Gold, not to be confused with its chipper cousin yellow, represents extravagance. This rich hue is a great detail to add to artistic projects because it adds flair that only the shiny metal can attain. In psychology, it symbolizes wealth and prosperity, and a special something for your 50th wedding anniversary.

On the other side of the spectrum, we have gray. This color in art has been called “unresponsive” in that it is truly neutral – gray only takes on the mood of the colors in its surroundings. While it is not captivating, it is mysterious and cool. It also represents dignity and wisdom, as seen in the graying hairs of the elderly who are wiser than we will ever be. Silver is a flashy version of gray that also equates to elegant and sleek design.

Beige, while being one of the most underrated colors, is one of the most essential in our lives. It is stereotyped as dull and boring, but it has been proven to be calm and relaxing (hence why so many walls and hallways are painted this color). It does not demand the eye’s attention, which can help enhance life’s simplicities and even emphasize the colors around it. In art, beige is often used as background scenes for its calming effects.

One of the first colors we see for a newborn baby girl is pink. Despite gender norms, pink represents all things bright and cute and delicate. It also symbolizes friendship childhood innocence. If you are painting a scene of youth, use pink tones to highlight the hope and innocence of young ones. The only apparent downside to pink is that it can appear as vulnerable and weak, and out of touch with reality. There are countless shades of pink, including magenta, fuchsia, and rose, so play around with them until you find the one with the right vibrancy that you may want.

The last color I’m going to talk about is brown, because it is the most dominant color of our Earth next to green. It is a dependable color that gives a sense of security. It is not associated with frivolity, but an artist can use brown (or any shade of it) when they want to evoke friendliness and warmth.

Playing with shades of the classic seven colors and mixing them can get you a world of emotions that can make your art stand out. Study these colors and even more psychological color theory to become a pro at choosing hues.

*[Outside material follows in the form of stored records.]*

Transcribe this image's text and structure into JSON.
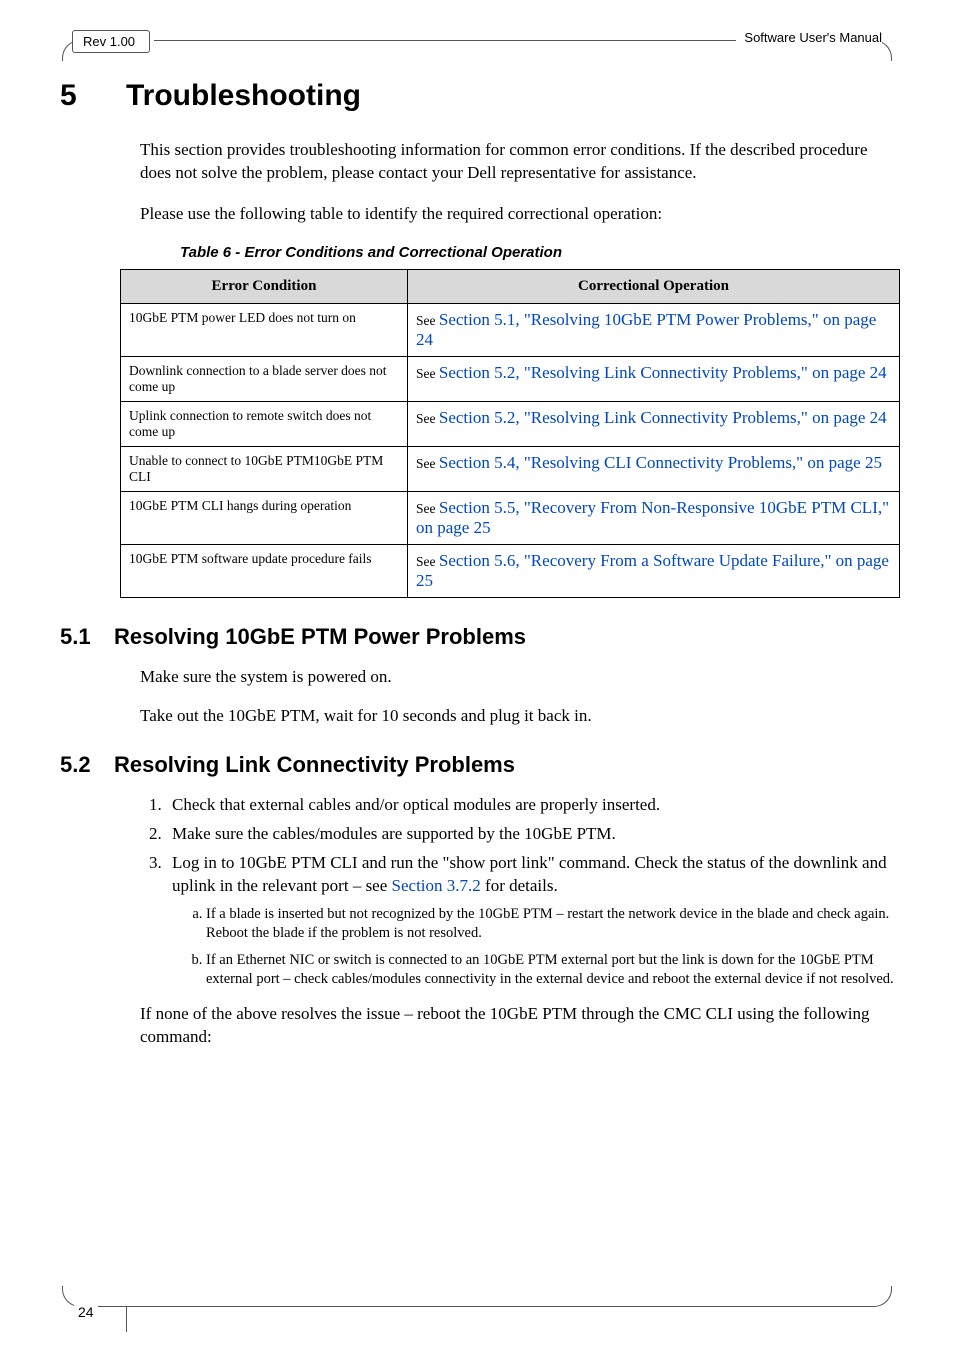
{
  "header": {
    "rev": "Rev 1.00",
    "doc_title": "Software User's Manual"
  },
  "chapter": {
    "number": "5",
    "title": "Troubleshooting",
    "intro_p1": "This section provides troubleshooting information for common error conditions. If the described procedure does not solve the problem, please contact your Dell representative for assistance.",
    "intro_p2": "Please use the following table to identify the required correctional operation:"
  },
  "table": {
    "caption": "Table 6 - Error Conditions and Correctional Operation",
    "header_left": "Error Condition",
    "header_right": "Correctional Operation",
    "rows": [
      {
        "condition": "10GbE PTM power LED does not turn on",
        "see": "See ",
        "link": "Section 5.1, \"Resolving 10GbE PTM Power Problems,\" on page 24"
      },
      {
        "condition": "Downlink connection to a blade server does not come up",
        "see": "See ",
        "link": "Section 5.2, \"Resolving Link Connectivity Problems,\" on page 24"
      },
      {
        "condition": "Uplink connection to remote switch does not come up",
        "see": "See ",
        "link": "Section 5.2, \"Resolving Link Connectivity Problems,\" on page 24"
      },
      {
        "condition": "Unable to connect to 10GbE PTM10GbE PTM CLI",
        "see": "See ",
        "link": "Section 5.4, \"Resolving CLI Connectivity Problems,\" on page 25"
      },
      {
        "condition": "10GbE PTM CLI hangs during operation",
        "see": "See ",
        "link": "Section 5.5, \"Recovery From Non-Responsive 10GbE PTM CLI,\" on page 25"
      },
      {
        "condition": "10GbE PTM software update procedure fails",
        "see": "See ",
        "link": "Section 5.6, \"Recovery From a Software Update Failure,\" on page 25"
      }
    ]
  },
  "section_5_1": {
    "number": "5.1",
    "title": "Resolving 10GbE PTM Power Problems",
    "p1": "Make sure the system is powered on.",
    "p2": "Take out the 10GbE PTM, wait for 10 seconds and plug it back in."
  },
  "section_5_2": {
    "number": "5.2",
    "title": "Resolving Link Connectivity Problems",
    "items": [
      "Check that external cables and/or optical modules are properly inserted.",
      "Make sure the cables/modules are supported by the 10GbE PTM."
    ],
    "item3_pre": "Log in to 10GbE PTM CLI and run the \"show port link\" command. Check the status of the downlink and uplink in the relevant port – see ",
    "item3_link": "Section 3.7.2",
    "item3_post": " for details.",
    "subitems": [
      "If a blade is inserted but not recognized by the 10GbE PTM – restart the network device in the blade and check again. Reboot the blade if the problem is not resolved.",
      "If an Ethernet NIC or switch is connected to an 10GbE PTM external port but the link is down for the 10GbE PTM external port – check cables/modules connectivity in the external device and reboot the external device if not resolved."
    ],
    "closing": "If none of the above resolves the issue – reboot the 10GbE PTM through the CMC CLI using the following command:"
  },
  "footer": {
    "page": "24"
  }
}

Ora Sorensen ( was born in New York but grew up overseas in such countries as Libya, Turkey, Iran, Holland and Thailand. Her paintings are collected worldwide and have been shown in numerous exhibitions.